►

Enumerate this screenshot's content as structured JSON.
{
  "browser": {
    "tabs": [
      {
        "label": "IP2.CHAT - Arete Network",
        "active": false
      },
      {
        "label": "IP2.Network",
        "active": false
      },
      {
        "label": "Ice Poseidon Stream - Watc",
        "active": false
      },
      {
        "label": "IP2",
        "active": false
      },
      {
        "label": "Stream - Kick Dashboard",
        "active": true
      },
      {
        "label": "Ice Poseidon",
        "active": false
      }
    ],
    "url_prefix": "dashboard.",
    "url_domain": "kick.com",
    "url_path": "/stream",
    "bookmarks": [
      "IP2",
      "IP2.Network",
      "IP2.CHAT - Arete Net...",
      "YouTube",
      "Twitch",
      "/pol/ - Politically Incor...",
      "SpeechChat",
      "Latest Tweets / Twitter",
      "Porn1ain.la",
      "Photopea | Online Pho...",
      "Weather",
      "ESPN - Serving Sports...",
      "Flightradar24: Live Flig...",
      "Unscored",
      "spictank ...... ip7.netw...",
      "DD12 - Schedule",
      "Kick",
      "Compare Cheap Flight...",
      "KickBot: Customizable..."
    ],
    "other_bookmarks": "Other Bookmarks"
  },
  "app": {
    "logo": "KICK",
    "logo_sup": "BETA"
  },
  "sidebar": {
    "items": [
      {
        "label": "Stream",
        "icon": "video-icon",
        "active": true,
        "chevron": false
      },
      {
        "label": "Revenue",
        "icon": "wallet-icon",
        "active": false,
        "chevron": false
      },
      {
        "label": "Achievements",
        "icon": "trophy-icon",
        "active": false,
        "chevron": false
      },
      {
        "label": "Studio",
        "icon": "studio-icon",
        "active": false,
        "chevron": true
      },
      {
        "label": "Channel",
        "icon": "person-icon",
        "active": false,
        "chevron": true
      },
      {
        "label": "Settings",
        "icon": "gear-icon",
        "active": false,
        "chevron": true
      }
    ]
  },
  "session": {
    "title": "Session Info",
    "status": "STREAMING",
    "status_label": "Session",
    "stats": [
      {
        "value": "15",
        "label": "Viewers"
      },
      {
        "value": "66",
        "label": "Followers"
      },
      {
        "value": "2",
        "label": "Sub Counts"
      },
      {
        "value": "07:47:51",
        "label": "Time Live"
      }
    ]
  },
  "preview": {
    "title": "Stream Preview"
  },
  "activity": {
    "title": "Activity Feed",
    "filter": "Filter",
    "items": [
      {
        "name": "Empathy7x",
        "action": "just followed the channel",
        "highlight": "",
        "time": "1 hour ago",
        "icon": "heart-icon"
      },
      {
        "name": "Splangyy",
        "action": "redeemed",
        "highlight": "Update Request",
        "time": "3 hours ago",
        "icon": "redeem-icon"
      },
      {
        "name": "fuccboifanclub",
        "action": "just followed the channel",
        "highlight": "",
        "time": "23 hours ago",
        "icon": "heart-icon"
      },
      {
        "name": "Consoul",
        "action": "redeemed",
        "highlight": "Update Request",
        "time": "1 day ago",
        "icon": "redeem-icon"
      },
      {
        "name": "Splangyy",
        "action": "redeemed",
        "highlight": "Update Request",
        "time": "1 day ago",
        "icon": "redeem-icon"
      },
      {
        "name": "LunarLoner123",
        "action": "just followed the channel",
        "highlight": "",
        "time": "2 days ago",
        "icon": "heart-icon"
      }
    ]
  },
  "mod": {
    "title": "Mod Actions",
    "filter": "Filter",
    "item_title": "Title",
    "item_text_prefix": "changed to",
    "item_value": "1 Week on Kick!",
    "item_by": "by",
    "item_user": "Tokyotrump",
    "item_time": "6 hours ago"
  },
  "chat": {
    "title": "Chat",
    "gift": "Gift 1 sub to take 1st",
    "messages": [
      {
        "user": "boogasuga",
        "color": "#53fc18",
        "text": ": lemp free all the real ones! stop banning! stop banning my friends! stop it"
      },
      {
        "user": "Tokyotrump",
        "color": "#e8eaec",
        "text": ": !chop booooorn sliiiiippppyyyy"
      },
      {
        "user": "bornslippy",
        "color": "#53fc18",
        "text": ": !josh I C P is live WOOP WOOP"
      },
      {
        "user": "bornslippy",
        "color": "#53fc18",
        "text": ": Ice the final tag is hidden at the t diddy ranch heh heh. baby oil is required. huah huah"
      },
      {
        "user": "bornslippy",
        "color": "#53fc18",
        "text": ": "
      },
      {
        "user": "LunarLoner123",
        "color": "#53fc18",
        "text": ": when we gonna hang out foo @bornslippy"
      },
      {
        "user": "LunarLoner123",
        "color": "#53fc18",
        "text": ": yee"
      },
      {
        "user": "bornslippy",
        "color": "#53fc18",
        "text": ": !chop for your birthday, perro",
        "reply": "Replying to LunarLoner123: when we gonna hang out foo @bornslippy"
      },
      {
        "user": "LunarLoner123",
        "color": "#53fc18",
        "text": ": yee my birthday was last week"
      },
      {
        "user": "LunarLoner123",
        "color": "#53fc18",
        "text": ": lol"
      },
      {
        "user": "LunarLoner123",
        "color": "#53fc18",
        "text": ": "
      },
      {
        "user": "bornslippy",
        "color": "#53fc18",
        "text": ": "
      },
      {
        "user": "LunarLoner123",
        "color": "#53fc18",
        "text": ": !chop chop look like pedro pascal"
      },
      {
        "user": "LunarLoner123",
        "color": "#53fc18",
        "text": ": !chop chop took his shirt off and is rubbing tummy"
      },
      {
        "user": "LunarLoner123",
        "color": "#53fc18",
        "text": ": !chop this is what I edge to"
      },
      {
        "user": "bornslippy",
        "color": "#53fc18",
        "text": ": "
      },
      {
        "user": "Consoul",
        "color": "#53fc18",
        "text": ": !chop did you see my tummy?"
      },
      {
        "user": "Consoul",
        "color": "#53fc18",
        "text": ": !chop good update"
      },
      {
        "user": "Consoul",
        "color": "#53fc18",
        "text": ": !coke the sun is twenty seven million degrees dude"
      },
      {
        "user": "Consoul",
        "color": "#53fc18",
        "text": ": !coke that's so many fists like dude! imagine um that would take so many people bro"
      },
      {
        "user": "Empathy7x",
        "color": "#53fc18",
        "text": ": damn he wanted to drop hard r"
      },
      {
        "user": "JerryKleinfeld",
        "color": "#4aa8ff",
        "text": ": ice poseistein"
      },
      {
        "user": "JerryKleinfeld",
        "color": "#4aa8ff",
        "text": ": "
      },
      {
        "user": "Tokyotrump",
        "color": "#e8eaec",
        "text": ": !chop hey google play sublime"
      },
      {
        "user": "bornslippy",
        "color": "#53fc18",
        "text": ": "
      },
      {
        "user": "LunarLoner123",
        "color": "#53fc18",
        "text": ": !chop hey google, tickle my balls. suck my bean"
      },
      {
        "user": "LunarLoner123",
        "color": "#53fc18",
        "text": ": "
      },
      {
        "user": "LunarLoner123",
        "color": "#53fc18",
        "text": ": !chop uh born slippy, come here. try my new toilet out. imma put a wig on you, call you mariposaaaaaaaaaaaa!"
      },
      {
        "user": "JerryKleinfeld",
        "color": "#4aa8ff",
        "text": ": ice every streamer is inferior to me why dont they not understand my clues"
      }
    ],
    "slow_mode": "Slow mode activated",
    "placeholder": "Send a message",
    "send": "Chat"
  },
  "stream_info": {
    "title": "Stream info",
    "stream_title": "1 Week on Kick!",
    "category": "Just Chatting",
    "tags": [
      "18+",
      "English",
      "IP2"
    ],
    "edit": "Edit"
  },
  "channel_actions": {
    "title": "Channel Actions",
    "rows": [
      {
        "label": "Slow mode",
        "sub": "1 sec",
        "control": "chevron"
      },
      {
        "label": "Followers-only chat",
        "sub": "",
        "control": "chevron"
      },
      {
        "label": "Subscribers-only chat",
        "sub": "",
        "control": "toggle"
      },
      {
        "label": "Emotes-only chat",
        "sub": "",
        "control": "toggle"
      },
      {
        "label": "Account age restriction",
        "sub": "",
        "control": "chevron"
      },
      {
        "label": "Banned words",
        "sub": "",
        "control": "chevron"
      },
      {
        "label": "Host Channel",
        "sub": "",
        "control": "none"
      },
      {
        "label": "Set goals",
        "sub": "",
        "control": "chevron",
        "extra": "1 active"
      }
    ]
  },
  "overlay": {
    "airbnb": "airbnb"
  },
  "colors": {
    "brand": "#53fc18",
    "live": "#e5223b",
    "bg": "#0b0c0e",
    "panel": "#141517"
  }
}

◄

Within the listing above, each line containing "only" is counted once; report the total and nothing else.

* RESULT
3